News Flash > Asthma & Allergies

 

Antibiotic for Asthma Sufferers

Reported May 25, 2011


(Ivanhoe Newswire) -- People with severe asthma are more likely to have antibodies against the disease-causing bacteria Chlamydia pneumoniae than the general population and in some cases antibiotic treatment can greatly improve symptoms.

"We conclude that a subset of severe asthmatics harbor infectious C. pneumoniae in their lungs, resulting in antibody production and increased asthma severity," Eduard Drizik of the University of Massachusetts, Amherst, was quoted as saying.
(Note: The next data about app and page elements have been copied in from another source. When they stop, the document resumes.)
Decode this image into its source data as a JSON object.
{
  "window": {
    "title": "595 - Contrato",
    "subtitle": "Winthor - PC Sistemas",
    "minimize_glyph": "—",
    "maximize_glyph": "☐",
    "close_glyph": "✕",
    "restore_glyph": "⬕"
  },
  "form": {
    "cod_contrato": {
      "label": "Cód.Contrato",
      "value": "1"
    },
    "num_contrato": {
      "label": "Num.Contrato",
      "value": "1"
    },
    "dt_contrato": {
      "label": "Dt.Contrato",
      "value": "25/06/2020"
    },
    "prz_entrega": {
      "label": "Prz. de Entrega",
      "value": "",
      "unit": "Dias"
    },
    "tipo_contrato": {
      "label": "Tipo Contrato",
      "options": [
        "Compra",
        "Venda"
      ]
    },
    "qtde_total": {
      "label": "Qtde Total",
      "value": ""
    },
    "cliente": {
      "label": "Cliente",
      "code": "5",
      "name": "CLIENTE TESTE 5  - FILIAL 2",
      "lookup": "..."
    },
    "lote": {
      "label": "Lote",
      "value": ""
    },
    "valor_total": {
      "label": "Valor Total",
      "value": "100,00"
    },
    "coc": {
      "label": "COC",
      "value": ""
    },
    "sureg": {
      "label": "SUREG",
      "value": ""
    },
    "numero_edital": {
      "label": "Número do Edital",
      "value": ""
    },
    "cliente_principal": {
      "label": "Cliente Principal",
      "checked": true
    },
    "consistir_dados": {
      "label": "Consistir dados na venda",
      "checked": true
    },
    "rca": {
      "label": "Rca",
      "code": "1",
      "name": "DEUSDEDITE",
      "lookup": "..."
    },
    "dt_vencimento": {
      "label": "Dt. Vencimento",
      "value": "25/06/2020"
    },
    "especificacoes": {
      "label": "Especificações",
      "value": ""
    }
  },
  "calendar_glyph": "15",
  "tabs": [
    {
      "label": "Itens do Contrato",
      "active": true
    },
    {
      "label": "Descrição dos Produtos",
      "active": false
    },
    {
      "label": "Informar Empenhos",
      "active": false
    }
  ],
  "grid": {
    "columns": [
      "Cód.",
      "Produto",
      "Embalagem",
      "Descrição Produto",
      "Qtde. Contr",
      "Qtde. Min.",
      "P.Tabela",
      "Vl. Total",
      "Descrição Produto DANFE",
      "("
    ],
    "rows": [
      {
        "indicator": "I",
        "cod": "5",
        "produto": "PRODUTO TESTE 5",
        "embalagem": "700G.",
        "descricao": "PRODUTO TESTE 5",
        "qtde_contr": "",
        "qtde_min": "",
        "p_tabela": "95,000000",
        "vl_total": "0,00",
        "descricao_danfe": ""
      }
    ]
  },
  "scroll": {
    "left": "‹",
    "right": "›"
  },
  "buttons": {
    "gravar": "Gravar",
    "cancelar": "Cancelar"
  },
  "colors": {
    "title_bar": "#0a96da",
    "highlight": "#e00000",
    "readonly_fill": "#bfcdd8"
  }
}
Asthma is a chronic respiratory disease, whose causes are not completely understood, affecting over 300 million people worldwide, including almost 24 million American children and adults. There is no cure for asthma and the disease is managed by controlling disease symptoms. The recognition that asthma pathogenesis involves chronic inflammation has led to a flurry of studies exploring the prevalence of various infectious organisms in the asthmatic condition.

Having previously demonstrated an increased prevalence of C. pneumoniae in the lungs of children and adults with asthma, the researchers conducted a study designed to determine if the presence of Chlamydia-specific antibodies could predict asthma severity and if these antibody-positive patients would benefit from treatment with antibiotics.

"The data revealed a statistically significant link between Chlamydia-specific IgE antibody production and the severity of asthma," says Drizik. "Of the asthma patients analyzed, 55% had Chlamydia-specific IgE antibodies in their lungs compared to 12% of blood donor controls."

In addition, patients who were treated on the basis of asthma severity with antibiotics had significant improvements in asthma symptoms and some even experienced a complete abolition of these symptoms.

"Physicians should therefore fully explore the involvement of microbes in difficult to treat asthma cases, since there might be a cure for some types of asthma after all," said Drizik.

SOURCE: 111th General Meeting of the American Society for Microbiology, May 23, 2011